Let us try to draw policy prescriptions when our knowledge permits us to but be humble enough to acknowledge when our judgments are driven by hunches rather than hard facts. This paper will have succeeded if it has suggested some fruitful ways of making aid more targeted and closing the knowledge gap in the near future.
1 The number living on less than $1.25 PPP dollars per day is reported in Chen and Ravallion (2012). I thank Shaohua Chen for providing me with a specialized POVCAL run estimating the number in the $1.25-$2.50 range.
2 These countries are chosen because of their importance and the availability of data.
4 According to China’s residential registration system (“hukou”), all persons are classified as either “urban residents” or “rural residents.” A “rural resident” who migrates to an urban area remains classified as rural unless that person is able to negotiate the difficult process of transferring his/her registration from rural to urban.

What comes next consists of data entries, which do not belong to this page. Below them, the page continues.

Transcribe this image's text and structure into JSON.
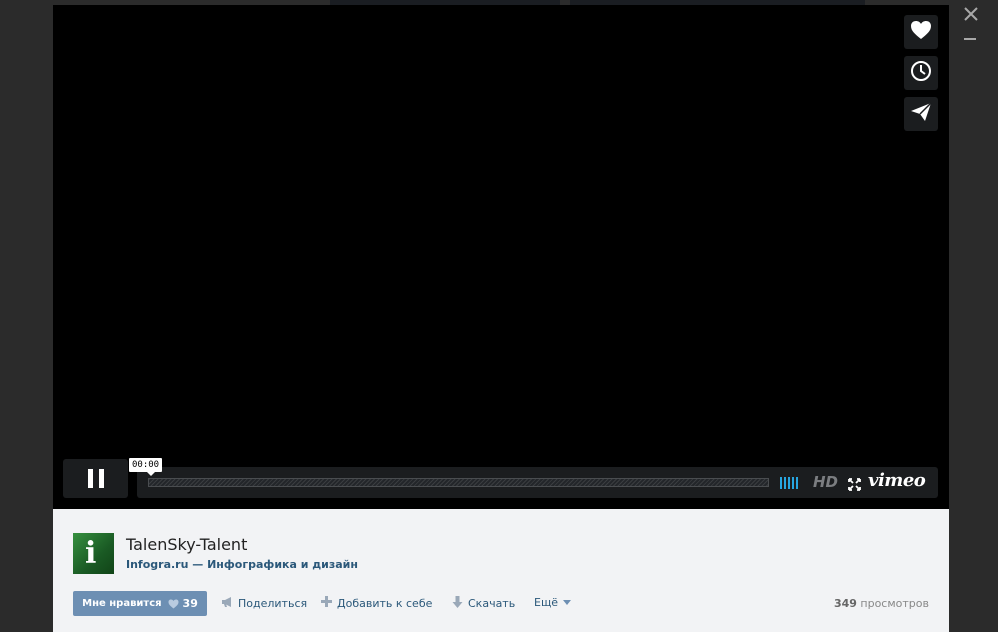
{
  "player": {
    "time": "00:00",
    "hd_label": "HD",
    "brand": "vimeo"
  },
  "video": {
    "title": "TalenSky-Talent",
    "channel": "Infogra.ru — Инфографика и дизайн"
  },
  "actions": {
    "like_label": "Мне нравится",
    "like_count": "39",
    "share": "Поделиться",
    "add": "Добавить к себе",
    "download": "Скачать",
    "more": "Ещё"
  },
  "stats": {
    "views_count": "349",
    "views_label": "просмотров"
  },
  "colors": {
    "accent": "#6d8fb3",
    "link": "#2b587a",
    "volume": "#27a6e1"
  },
  "icons": [
    "heart-icon",
    "clock-icon",
    "send-icon",
    "pause-icon",
    "fullscreen-icon",
    "close-icon",
    "minimize-icon",
    "megaphone-icon",
    "plus-icon",
    "download-icon",
    "chevron-down-icon"
  ]
}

6 The data for Brazil come from Fields and Raju, (2007).
7 The data for Mexico come from Rangel (2009).
9 The paper does not identify that country or any other country by name.
10 The material in this section is drawn from Fields (2012, Part Two).
11 In this unhappy category, I would place the Philippines under Marcos and the United States in the last fifteen or so years. For more on the choice of type of growth and consequences for poverty and employment, see Fields (1980, Chapter 6) and Fields (2001, Chapter 10) for developing countries and Tavernise (2011) and Stiglitz (2012) for the United States.
12 See also Rosenzweig (2012).
13 Some of the major citations on which this section is based are Bardhan (2010) on China and India, Lin (2012) on China, Ahluwalia (2007) and Kotwal, Ramaswami, and Wadhwa (2011) on India, and Dollar, Glewwe, and Agrawal (2004) on Vietnam.
This paper was completed before the author had access to the World Bank’s 2013 World Development Report on Jobs.
This paper is based on a lecture delivered at the Conference on Employment and Development: What Do We Know and What Can We Do?, IZA and the German Development Bank (KfW), Berlin, March, 2012. The author gratefully acknowledges the generous financial support provided by the KfW and IZA for this work.
Responsible editor is David Neumark.
This article is published under license to BioMed Central Ltd. This is an Open Access article distributed under the terms of the Creative Commons Attribution License (http://creativecommons.org/licenses/by/2.0), which permits unrestricted use, distribution, and reproduction in any medium, provided the original work is properly cited.